After ensuring the pressure plate is in the correct position, set the flywheel in place and attach the clutch disc. Finish up by reconnecting the battery and bolting everything into place.
After installing the new clutch, you must put it through its paces. Take a spin around the block to gauge the vehicle’s performance. Assuming everything functions as it should, you can consider the job finished.
Performing Transmission Testing
The transmission in your car is a crucial component because it transfers power from the motor to the wheels.
Your vehicle may stall if the transmission malfunctions when trying to shift gears. Transmissions can fail anytime, so if you suspect yours is failing, you should check it immediately.
Transmission Fluid Level
Verify the fluid level as the first order of business. While the engine is warm, check the transmission fluid. To inspect the transmission fluid, locate the dipstick and pull it out.
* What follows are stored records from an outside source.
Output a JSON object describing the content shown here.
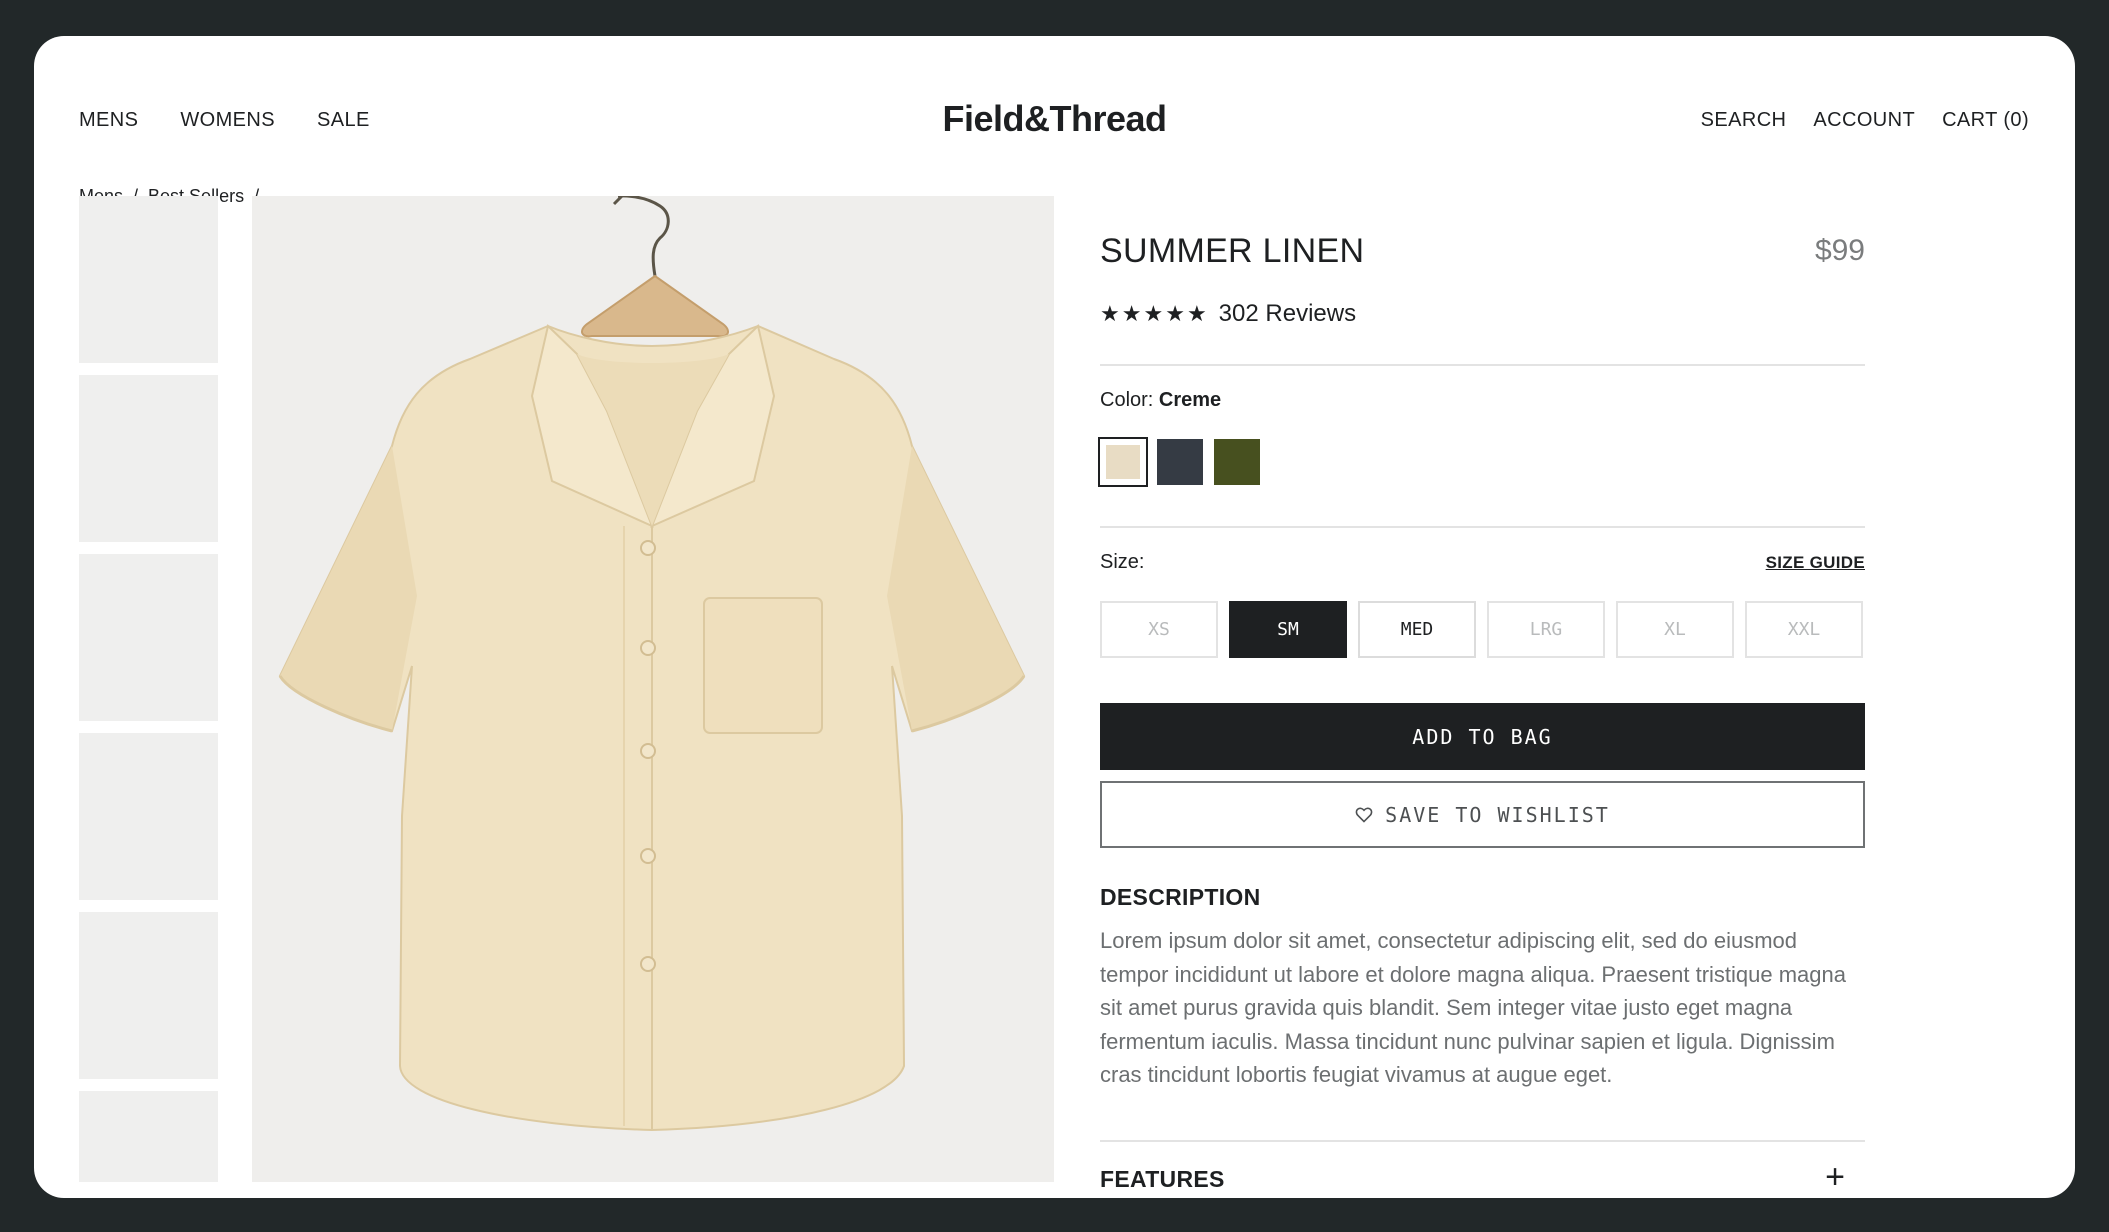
{
  "nav": {
    "left": [
      "MENS",
      "WOMENS",
      "SALE"
    ],
    "logo": "Field&Thread",
    "right": [
      "SEARCH",
      "ACCOUNT",
      "CART (0)"
    ]
  },
  "breadcrumb": {
    "items": [
      "Mens",
      "Best Sellers"
    ],
    "separator": "/"
  },
  "product": {
    "title": "SUMMER LINEN",
    "price": "$99",
    "rating_stars": 5,
    "reviews": "302 Reviews",
    "color_label": "Color:",
    "color_value": "Creme",
    "colors": [
      {
        "name": "creme",
        "hex": "#e8dcc4",
        "selected": true
      },
      {
        "name": "slate",
        "hex": "#353b44",
        "selected": false
      },
      {
        "name": "olive",
        "hex": "#47501f",
        "selected": false
      }
    ],
    "size_label": "Size:",
    "size_guide": "SIZE GUIDE",
    "sizes": [
      {
        "label": "XS",
        "state": "unavailable"
      },
      {
        "label": "SM",
        "state": "selected"
      },
      {
        "label": "MED",
        "state": "available"
      },
      {
        "label": "LRG",
        "state": "unavailable"
      },
      {
        "label": "XL",
        "state": "unavailable"
      },
      {
        "label": "XXL",
        "state": "unavailable"
      }
    ],
    "add_to_bag": "ADD TO BAG",
    "save_to_wishlist": "SAVE TO WISHLIST",
    "description_title": "DESCRIPTION",
    "description": "Lorem ipsum dolor sit amet, consectetur adipiscing elit, sed do eiusmod tempor incididunt ut labore et dolore magna aliqua. Praesent tristique magna sit amet purus gravida quis blandit. Sem integer vitae justo eget magna fermentum iaculis. Massa tincidunt nunc pulvinar sapien et ligula. Dignissim cras tincidunt lobortis feugiat vivamus at augue eget.",
    "features_title": "FEATURES"
  },
  "gallery": {
    "thumbnail_count": 6
  },
  "colors": {
    "dark": "#1e2022",
    "frame": "#222829",
    "placeholder": "#efefee",
    "muted_text": "#6c6f71",
    "price": "#7a7c7d"
  }
}
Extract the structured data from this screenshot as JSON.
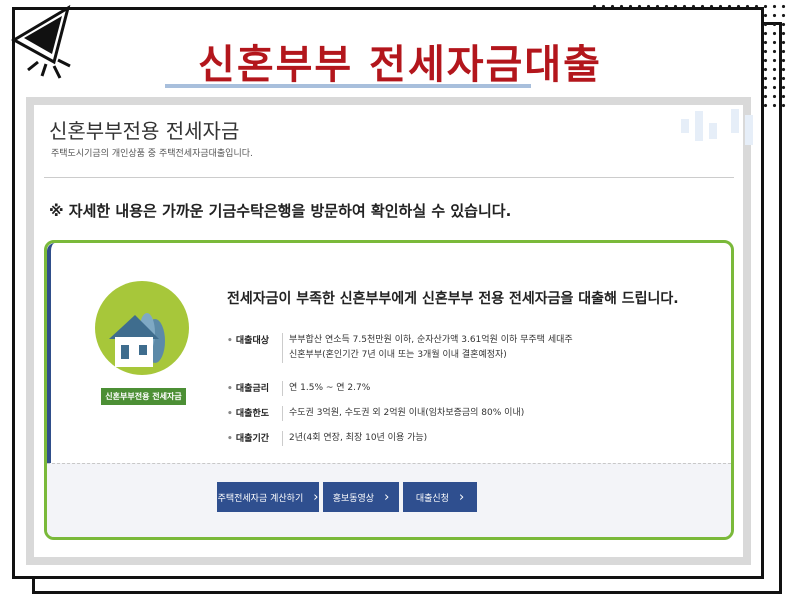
{
  "slide": {
    "title": "신혼부부 전세자금대출"
  },
  "page": {
    "heading": "신혼부부전용 전세자금",
    "subtitle": "주택도시기금의 개인상품 중 주택전세자금대출입니다.",
    "notice": "※ 자세한 내용은 가까운 기금수탁은행을 방문하여 확인하실 수 있습니다."
  },
  "card": {
    "badge_label": "신혼부부전용 전세자금",
    "title": "전세자금이 부족한 신혼부부에게 신혼부부 전용 전세자금을 대출해 드립니다.",
    "rows": [
      {
        "label": "대출대상",
        "lines": [
          "부부합산 연소득 7.5천만원 이하, 순자산가액 3.61억원 이하 무주택 세대주",
          "신혼부부(혼인기간 7년 이내 또는 3개월 이내 결혼예정자)"
        ]
      },
      {
        "label": "대출금리",
        "lines": [
          "연 1.5% ~ 연 2.7%"
        ]
      },
      {
        "label": "대출한도",
        "lines": [
          "수도권 3억원, 수도권 외 2억원 이내(임차보증금의 80% 이내)"
        ]
      },
      {
        "label": "대출기간",
        "lines": [
          "2년(4회 연장, 최장 10년 이용 가능)"
        ]
      }
    ],
    "buttons": [
      {
        "label": "주택전세자금 계산하기",
        "chevron": "›"
      },
      {
        "label": "홍보동영상",
        "chevron": "›"
      },
      {
        "label": "대출신청",
        "chevron": "›"
      }
    ]
  },
  "colors": {
    "title_red": "#b3161c",
    "card_green": "#7ab93a",
    "button_navy": "#2f4f8f"
  }
}
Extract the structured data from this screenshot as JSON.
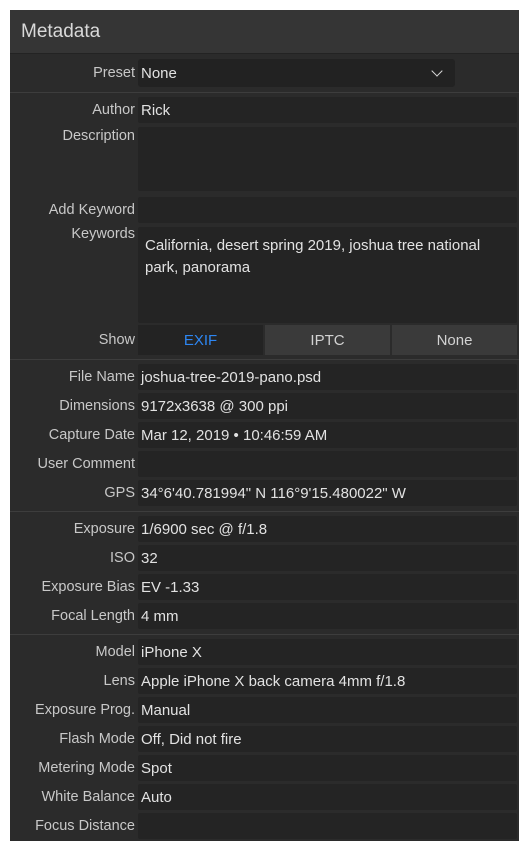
{
  "panel": {
    "title": "Metadata"
  },
  "preset": {
    "label": "Preset",
    "value": "None"
  },
  "author": {
    "label": "Author",
    "value": "Rick"
  },
  "description": {
    "label": "Description",
    "value": ""
  },
  "add_keyword": {
    "label": "Add Keyword",
    "value": ""
  },
  "keywords": {
    "label": "Keywords",
    "value": "California, desert spring 2019, joshua tree national park, panorama"
  },
  "show": {
    "label": "Show",
    "tabs": [
      "EXIF",
      "IPTC",
      "None"
    ],
    "active": "EXIF"
  },
  "file_info": [
    {
      "label": "File Name",
      "value": "joshua-tree-2019-pano.psd"
    },
    {
      "label": "Dimensions",
      "value": "9172x3638 @ 300 ppi"
    },
    {
      "label": "Capture Date",
      "value": "Mar 12, 2019 • 10:46:59 AM"
    },
    {
      "label": "User Comment",
      "value": ""
    },
    {
      "label": "GPS",
      "value": "34°6'40.781994\" N 116°9'15.480022\" W"
    }
  ],
  "exposure_info": [
    {
      "label": "Exposure",
      "value": "1/6900 sec @ f/1.8"
    },
    {
      "label": "ISO",
      "value": "32"
    },
    {
      "label": "Exposure Bias",
      "value": "EV -1.33"
    },
    {
      "label": "Focal Length",
      "value": "4 mm"
    }
  ],
  "camera_info": [
    {
      "label": "Model",
      "value": "iPhone X"
    },
    {
      "label": "Lens",
      "value": "Apple iPhone X back camera 4mm f/1.8"
    },
    {
      "label": "Exposure Prog.",
      "value": "Manual"
    },
    {
      "label": "Flash Mode",
      "value": "Off, Did not fire"
    },
    {
      "label": "Metering Mode",
      "value": "Spot"
    },
    {
      "label": "White Balance",
      "value": "Auto"
    },
    {
      "label": "Focus Distance",
      "value": ""
    }
  ],
  "colors": {
    "accent": "#2d86f2",
    "panel_bg": "#2b2b2b",
    "field_bg": "#242424"
  }
}
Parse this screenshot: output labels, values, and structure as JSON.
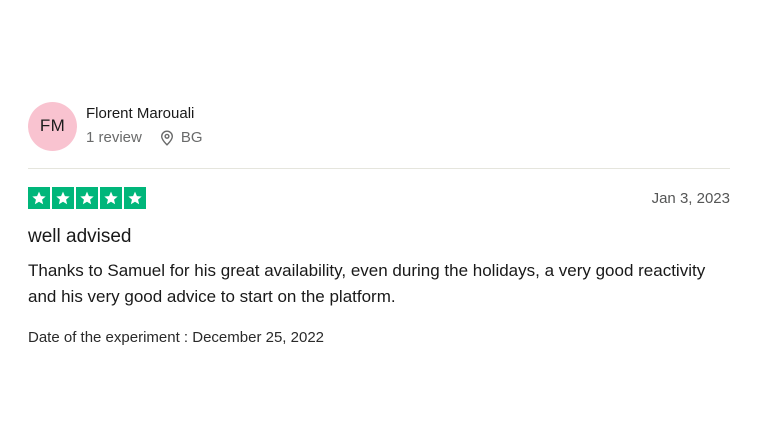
{
  "consumer": {
    "initials": "FM",
    "name": "Florent Marouali",
    "review_count": "1 review",
    "country": "BG",
    "avatar_color": "#f9c3d0"
  },
  "review": {
    "rating": 5,
    "rating_max": 5,
    "star_color": "#00b67a",
    "date": "Jan 3, 2023",
    "title": "well advised",
    "text": "Thanks to Samuel for his great availability, even during the holidays, a very good reactivity and his very good advice to start on the platform.",
    "experience_date": "Date of the experiment : December 25, 2022"
  },
  "icons": {
    "location": "location-pin-icon",
    "star": "star-icon"
  }
}
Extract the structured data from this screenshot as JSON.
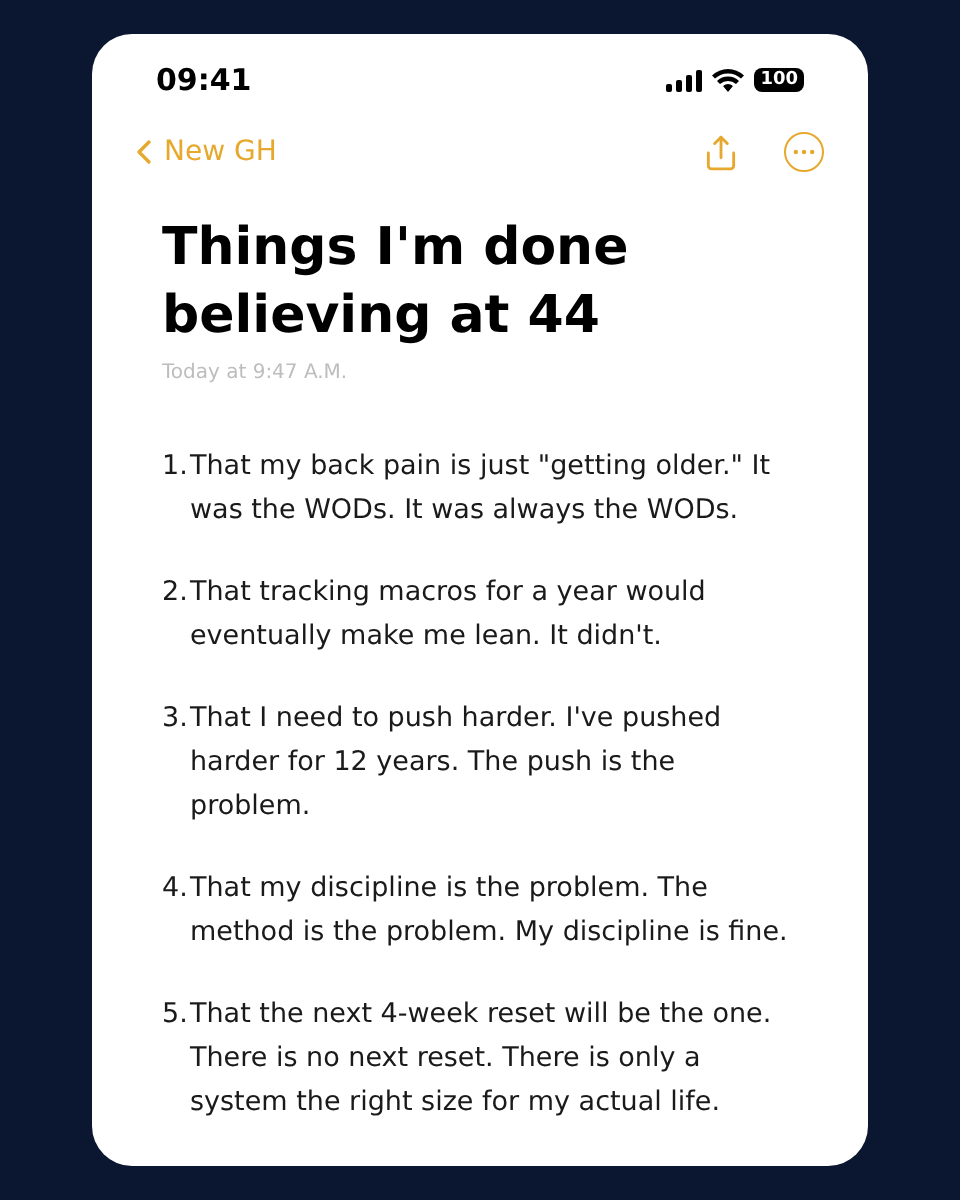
{
  "status_bar": {
    "time": "09:41",
    "battery": "100"
  },
  "nav": {
    "back_label": "New GH"
  },
  "note": {
    "title": "Things I'm done believing at 44",
    "timestamp": "Today at 9:47 A.M.",
    "items": [
      {
        "number": "1.",
        "text": "That my back pain is just \"getting older.\" It was the WODs. It was always the WODs."
      },
      {
        "number": "2.",
        "text": "That tracking macros for a year would eventually make me lean. It didn't."
      },
      {
        "number": "3.",
        "text": "That I need to push harder. I've pushed harder for 12 years. The push is the problem."
      },
      {
        "number": "4.",
        "text": "That my discipline is the problem. The method is the problem. My discipline is fine."
      },
      {
        "number": "5.",
        "text": "That the next 4-week reset will be the one. There is no next reset. There is only a system the right size for my actual life."
      }
    ]
  }
}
Wipe the dipstick clean, then reinsert and remove it from the transmission. The dipstick should be used to check the fluid level, and more fluid should be added if necessary.
Try out the Gears
The gears will need to be tested after this. Set your car to drive and gradually accelerate. The transmission could have an issue if the car suddenly stops or jerks.
Do a Leak Check
Checking for leaks is another important step. Look for red stains under your car, often indicating a transmission fluid leak. Red stains are a sign that your transmission needs to be serviced immediately.
Pay Attention to Odd Noises
Finally, pay attention to any unusual sounds coming from the transmission if issues are commonly accompanied by grinding or whining sounds. If your car makes unusual sounds, you should check it out immediately.
As soon as you suspect the transmission in your vehicle is failing, have it checked out. If you follow the advice above, you’ll have a better chance of keeping your transmission in good working condition.
How to Gearshift Correctly?
Manual transmission cars have a specific gear-shifting order. The usual order is 1st, 2nd, 3rd, 4th, and 5th. Release the clutch pedal, then depress the gas pedal to change from first to second gear.
Shifter Cables Last How Long?
Steel or other metal shifter cables last long. However, corroded metal will shorten the shifter cable’s lifespan. Shifter cables typically last the life of the vehicle. Replace your shifter cable as soon as you notice wear.
How to Extend Shifter Cable Life?
Shifter cables can be maintained. Start by regularly cleaning and lubricating the cable. Corrosion and damage will be prevented. Second, shift gears gently. This may prematurely break the shifter cable.
Finally, have a professional mechanic inspect your shifter cable regularly. They can detect issues early and prevent further damage.
How to Extend the Clutch Life?
There are ways to extend clutch life. First, shift gears gently. This strains the clutch and prematurely wears it out. Second, check your clutch fluid regularly. Low fluid can damage the clutch. Check your clutch more frequently than you generally do.
Why the shifter moves but doesn’t change gears? Because it simply moves the selector shaft and allows the transmission to shift on its own as dictated by the engine’s power demands.
It’s an important part of the overall operation of a vehicle, and keeping it in proper working order is essential for ensuring safe and efficient operation.
Taking proper care of your vehicle’s transmission is just as important as taking care of the rest of the systems and components, so it is important to pay close attention to any indication that something may be off and take appropriate action.